The conversation featured tech privacy and policy experts from both FPF and LGBT Tech, including: Christopher Wood, Executive Director, LGBT Tech; Christopher Wolf, Founder and Board Chair, FPF; Carlos Gutierrez, Deputy Director & General Counsel, LGBT Tech; Dr. Sara Jordan, Artificial Intelligence and Ethics Policy Counsel, FPF; and Katelyn Ringrose, Christopher Wolf Diversity Law Fellow, FPF. The conversation was moderated by Jules Polonetsky, FPF CEO.
The conversation revolved around issues related to the United Nations 2020 theme — which is “Stand Up for Human Rights” — and the speakers tackled entrenched and systematic inequalities experienced by the LGBTQ+ community from a privacy and equity perspective.

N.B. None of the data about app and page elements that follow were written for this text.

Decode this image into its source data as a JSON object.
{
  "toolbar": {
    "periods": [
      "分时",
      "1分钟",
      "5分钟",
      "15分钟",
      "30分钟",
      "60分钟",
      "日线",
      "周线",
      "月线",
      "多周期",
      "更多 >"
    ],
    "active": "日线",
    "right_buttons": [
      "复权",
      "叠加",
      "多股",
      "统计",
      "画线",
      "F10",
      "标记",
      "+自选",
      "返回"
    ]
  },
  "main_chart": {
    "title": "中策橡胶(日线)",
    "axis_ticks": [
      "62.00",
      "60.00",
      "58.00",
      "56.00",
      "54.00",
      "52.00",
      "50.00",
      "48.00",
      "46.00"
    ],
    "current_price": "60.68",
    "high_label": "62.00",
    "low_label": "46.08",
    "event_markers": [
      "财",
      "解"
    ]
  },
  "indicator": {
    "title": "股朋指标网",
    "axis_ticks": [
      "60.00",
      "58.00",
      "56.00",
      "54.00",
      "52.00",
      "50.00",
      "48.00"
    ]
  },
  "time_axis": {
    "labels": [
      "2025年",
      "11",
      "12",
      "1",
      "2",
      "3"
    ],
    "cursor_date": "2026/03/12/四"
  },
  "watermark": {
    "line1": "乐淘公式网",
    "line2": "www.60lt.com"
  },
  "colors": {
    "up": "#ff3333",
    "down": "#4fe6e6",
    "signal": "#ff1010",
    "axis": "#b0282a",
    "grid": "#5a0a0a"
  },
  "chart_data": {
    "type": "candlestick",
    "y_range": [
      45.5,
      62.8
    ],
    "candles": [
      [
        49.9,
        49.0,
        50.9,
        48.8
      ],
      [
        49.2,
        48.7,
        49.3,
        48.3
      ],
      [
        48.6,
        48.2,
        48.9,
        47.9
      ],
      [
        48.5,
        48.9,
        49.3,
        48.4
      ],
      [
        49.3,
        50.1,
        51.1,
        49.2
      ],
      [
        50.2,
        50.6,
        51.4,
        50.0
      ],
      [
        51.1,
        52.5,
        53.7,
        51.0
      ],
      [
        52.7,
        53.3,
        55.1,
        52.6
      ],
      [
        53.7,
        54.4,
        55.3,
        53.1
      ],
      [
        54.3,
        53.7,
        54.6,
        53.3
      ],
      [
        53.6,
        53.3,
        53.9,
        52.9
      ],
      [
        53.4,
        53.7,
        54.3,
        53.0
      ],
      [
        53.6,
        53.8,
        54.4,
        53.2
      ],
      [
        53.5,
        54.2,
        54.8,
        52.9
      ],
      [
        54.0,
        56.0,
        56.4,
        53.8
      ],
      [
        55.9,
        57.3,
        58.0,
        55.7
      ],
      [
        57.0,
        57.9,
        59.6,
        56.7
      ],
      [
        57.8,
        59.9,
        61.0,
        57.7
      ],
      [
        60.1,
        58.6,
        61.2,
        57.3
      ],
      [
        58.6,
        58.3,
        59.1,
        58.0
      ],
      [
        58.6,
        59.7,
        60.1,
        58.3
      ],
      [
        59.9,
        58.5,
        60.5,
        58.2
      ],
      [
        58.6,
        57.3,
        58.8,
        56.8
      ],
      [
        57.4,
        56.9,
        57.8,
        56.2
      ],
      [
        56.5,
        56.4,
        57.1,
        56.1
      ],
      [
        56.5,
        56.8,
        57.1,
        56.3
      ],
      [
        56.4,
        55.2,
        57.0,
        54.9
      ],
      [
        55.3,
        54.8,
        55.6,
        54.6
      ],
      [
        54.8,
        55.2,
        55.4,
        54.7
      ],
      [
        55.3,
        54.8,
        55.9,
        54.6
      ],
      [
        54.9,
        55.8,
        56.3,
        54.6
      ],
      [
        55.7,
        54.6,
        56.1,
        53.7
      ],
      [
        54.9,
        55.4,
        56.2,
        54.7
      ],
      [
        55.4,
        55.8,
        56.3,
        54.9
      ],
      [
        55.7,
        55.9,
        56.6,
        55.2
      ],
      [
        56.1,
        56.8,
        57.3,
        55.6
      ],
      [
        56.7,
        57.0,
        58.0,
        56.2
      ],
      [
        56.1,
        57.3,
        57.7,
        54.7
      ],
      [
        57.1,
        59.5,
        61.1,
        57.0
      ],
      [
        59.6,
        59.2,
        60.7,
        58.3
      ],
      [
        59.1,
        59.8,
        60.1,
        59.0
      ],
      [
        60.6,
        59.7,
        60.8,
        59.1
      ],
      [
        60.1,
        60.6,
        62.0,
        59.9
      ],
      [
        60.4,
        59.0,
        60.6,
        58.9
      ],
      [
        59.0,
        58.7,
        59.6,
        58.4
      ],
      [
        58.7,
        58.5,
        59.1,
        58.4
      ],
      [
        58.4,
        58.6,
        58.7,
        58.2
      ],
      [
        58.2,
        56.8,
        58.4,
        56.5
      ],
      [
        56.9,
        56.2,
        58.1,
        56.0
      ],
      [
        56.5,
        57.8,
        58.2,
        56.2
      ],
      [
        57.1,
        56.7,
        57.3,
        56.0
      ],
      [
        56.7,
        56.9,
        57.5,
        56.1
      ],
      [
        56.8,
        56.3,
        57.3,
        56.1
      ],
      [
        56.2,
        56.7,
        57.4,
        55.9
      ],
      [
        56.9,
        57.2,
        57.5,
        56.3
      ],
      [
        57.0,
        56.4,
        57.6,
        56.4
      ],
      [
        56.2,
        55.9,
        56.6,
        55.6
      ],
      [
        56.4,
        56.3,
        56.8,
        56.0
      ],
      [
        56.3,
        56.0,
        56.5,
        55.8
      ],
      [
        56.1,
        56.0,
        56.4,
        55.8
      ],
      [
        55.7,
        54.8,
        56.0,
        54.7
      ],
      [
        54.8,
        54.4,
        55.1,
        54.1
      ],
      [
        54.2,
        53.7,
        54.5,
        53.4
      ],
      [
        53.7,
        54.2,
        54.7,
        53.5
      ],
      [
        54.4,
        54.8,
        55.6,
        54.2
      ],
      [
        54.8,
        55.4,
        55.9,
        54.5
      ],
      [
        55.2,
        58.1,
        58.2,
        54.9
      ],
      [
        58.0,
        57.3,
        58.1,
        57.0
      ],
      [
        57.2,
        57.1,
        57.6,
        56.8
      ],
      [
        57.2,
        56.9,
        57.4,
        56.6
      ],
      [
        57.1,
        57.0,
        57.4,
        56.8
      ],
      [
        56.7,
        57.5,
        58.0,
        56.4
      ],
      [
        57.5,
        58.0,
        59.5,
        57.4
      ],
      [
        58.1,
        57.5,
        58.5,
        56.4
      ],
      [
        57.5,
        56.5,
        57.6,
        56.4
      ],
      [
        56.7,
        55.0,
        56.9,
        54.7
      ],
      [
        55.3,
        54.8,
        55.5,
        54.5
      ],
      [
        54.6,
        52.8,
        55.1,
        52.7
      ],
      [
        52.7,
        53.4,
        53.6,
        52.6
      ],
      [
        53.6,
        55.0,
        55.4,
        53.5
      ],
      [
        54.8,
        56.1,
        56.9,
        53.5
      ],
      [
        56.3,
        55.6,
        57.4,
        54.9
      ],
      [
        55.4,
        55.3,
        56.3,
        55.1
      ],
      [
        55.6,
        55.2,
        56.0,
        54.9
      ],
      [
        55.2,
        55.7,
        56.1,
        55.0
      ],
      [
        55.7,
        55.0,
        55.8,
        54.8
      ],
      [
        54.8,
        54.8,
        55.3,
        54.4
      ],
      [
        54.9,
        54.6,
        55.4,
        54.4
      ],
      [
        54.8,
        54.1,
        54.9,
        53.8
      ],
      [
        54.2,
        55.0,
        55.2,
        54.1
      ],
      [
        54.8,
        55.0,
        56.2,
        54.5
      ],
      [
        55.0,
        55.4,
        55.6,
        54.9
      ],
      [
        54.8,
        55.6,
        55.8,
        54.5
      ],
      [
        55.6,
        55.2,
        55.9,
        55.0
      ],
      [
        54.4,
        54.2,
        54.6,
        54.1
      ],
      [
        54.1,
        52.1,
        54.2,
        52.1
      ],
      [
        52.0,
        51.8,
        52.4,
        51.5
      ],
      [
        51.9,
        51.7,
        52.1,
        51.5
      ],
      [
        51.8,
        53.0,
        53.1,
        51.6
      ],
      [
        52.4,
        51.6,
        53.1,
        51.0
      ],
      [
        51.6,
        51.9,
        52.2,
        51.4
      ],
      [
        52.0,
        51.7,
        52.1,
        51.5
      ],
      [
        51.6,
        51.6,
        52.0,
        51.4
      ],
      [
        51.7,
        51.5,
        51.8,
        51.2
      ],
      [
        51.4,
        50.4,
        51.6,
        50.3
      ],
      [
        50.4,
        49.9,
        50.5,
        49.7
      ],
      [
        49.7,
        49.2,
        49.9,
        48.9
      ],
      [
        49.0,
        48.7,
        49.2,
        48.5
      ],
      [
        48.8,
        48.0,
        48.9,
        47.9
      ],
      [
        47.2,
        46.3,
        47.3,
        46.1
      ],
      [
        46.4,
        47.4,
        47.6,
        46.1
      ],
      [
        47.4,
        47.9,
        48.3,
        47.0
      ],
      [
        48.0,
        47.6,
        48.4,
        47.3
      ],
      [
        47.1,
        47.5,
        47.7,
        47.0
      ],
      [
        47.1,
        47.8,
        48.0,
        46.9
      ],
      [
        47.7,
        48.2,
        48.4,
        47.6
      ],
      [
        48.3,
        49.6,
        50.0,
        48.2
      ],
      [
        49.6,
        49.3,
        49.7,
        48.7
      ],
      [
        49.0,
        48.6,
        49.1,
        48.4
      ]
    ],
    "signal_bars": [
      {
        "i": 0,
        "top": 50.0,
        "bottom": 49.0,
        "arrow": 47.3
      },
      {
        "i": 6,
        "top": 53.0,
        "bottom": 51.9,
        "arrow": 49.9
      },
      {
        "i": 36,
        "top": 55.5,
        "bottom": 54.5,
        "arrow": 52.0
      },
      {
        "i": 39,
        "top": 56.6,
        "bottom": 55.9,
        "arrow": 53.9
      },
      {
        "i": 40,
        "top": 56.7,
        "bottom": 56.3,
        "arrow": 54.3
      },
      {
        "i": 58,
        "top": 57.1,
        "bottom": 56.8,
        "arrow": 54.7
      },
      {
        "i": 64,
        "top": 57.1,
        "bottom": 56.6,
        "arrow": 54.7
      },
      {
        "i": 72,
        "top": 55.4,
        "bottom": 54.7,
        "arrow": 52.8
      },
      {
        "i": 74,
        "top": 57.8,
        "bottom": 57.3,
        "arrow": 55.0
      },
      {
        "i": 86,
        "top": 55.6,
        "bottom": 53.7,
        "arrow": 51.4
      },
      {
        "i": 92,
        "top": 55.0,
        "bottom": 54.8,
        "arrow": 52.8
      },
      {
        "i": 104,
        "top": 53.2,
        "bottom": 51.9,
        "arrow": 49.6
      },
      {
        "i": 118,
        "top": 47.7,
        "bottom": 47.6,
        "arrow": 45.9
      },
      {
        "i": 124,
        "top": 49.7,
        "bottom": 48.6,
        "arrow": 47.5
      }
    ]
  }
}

Throughout the discussion, speakers noted the many beneficial uses of data pertaining to an individual’s sexual orientation, gender identity and sex life; while also discussing the many ways that such data can be used to perpetuate systems that discriminate against, oppress, or otherwise harm members of the LGBTQ+ community.
For example, while the collection of health data is important in the context of COVID-19 contact tracing, the LGBTQ+ community has not always benefited from inclusive data protection practices and may be less willing to have their data collected and used in the name of public health. According to Carlos Gutierrez, Deputy Director & General Counsel of LGBT Tech, “historically, HIV laws were weaponized against the LGBTQ community, and gay men. Getting an HIV positive test result could mean the loss of employment, dropped insurance, and more.”
And while certain uses of data may pose risk for the LGBTQ community, speakers also pointed out that that inclusive data collection for marginalized communities tends to benefit society as a whole. For example, Dr. Sara Jordan, Artificial Intelligence and Ethics Policy Counsel for FPF, noted that existing definitions for sexual orientation and gender identity data (SOGI data) often do not address issues pertaining to the intersex community, and how identifying such gaps and leveraging data for good can allow the research community to “advance research, or identify ways to redirect existing research streams.” This, Dr. Jordan noted, will allow the benefits of using this data to “flow directly” back to individuals and communities in need of such advances.
Watch the full discussion on LGBTQ+ data privacy here:
Regarding FPF or LGBT Tech’s joint efforts related to LGBTQ+ privacy; contact either Katelyn Ringrose at firstname.lastname@example.org or Chris Wood at email@example.com with any questions, comments, or to get involved.